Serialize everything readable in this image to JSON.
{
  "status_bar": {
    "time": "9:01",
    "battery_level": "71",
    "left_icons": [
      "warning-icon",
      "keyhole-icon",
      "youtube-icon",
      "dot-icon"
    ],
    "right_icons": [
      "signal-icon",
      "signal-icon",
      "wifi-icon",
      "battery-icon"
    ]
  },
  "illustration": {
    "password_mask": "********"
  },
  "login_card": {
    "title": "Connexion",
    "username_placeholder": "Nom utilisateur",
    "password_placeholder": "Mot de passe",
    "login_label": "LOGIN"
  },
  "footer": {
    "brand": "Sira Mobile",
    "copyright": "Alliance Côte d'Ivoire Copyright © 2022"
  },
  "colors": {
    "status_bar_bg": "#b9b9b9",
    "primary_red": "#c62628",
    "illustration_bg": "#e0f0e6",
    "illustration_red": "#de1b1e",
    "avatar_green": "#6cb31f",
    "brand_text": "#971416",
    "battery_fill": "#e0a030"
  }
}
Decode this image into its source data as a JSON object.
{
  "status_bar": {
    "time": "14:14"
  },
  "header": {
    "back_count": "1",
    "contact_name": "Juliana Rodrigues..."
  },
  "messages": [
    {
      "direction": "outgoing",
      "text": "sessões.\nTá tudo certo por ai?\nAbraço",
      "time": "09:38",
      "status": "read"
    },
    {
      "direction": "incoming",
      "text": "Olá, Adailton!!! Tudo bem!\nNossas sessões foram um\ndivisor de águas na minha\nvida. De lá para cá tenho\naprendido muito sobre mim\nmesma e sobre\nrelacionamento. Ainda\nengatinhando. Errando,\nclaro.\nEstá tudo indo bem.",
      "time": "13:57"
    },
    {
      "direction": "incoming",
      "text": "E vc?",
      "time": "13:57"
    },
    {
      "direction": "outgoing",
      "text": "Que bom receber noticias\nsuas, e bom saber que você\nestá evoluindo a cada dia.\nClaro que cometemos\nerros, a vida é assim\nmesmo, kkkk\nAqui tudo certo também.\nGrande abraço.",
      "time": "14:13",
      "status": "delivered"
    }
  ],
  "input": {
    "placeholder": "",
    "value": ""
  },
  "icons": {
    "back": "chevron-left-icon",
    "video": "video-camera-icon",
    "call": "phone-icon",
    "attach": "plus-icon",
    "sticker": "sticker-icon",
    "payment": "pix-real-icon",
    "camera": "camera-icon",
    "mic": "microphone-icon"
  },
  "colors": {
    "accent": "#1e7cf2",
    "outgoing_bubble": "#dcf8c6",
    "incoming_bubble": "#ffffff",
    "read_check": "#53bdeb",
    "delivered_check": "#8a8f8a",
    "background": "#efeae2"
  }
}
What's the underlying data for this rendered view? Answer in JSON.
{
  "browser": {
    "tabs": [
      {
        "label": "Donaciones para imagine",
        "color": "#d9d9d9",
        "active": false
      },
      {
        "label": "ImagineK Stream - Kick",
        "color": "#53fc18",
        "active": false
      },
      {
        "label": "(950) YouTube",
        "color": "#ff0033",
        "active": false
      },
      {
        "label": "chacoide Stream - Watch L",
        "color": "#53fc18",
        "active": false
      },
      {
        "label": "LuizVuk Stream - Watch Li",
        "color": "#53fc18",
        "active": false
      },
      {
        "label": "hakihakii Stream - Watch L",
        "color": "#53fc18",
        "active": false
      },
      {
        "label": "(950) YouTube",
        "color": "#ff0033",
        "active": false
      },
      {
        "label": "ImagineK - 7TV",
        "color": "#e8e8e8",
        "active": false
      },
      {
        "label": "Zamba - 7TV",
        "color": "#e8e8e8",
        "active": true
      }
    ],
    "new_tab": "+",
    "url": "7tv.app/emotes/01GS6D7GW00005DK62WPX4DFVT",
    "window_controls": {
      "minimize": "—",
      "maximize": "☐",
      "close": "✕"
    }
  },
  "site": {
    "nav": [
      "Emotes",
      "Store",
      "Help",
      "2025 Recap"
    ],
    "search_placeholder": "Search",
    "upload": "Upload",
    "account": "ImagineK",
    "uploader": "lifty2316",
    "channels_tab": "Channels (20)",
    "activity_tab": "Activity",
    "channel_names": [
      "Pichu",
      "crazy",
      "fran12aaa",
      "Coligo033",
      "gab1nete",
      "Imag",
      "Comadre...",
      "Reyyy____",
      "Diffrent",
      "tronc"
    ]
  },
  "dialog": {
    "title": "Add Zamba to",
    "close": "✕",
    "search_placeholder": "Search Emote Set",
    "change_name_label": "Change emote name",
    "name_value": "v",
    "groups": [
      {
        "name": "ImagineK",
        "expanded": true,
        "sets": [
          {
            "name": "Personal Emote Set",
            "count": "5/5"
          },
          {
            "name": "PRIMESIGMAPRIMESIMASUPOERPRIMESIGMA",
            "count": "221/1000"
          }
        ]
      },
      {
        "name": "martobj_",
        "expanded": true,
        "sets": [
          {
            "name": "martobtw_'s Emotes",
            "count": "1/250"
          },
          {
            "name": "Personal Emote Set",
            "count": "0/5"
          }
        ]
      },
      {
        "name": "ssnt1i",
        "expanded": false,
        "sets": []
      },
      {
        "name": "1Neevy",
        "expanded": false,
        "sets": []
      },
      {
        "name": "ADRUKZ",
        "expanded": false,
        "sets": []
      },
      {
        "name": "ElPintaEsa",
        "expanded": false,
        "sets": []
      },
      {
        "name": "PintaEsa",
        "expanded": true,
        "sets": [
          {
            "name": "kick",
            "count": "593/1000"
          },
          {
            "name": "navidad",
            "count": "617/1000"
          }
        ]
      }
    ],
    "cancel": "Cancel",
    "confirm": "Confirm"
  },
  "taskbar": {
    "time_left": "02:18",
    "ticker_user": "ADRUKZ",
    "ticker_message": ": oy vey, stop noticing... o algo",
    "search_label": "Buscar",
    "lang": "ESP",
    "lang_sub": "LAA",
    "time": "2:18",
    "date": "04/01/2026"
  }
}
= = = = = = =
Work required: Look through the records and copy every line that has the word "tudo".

The answer:
      "text": "sessões.\nTá tudo certo por ai?\nAbraço",
      "text": "Olá, Adailton!!! Tudo bem!\nNossas sessões foram um\ndivisor de águas na minha\nvida. De lá para cá tenho\naprendido muito sobre mim\nmesma e sobre\nrelacionamento. Ainda\nengatinhando. Errando,\nclaro.\nEstá tudo indo bem.",
      "text": "Que bom receber noticias\nsuas, e bom saber que você\nestá evoluindo a cada dia.\nClaro que cometemos\nerros, a vida é assim\nmesmo, kkkk\nAqui tudo certo também.\nGrande abraço.",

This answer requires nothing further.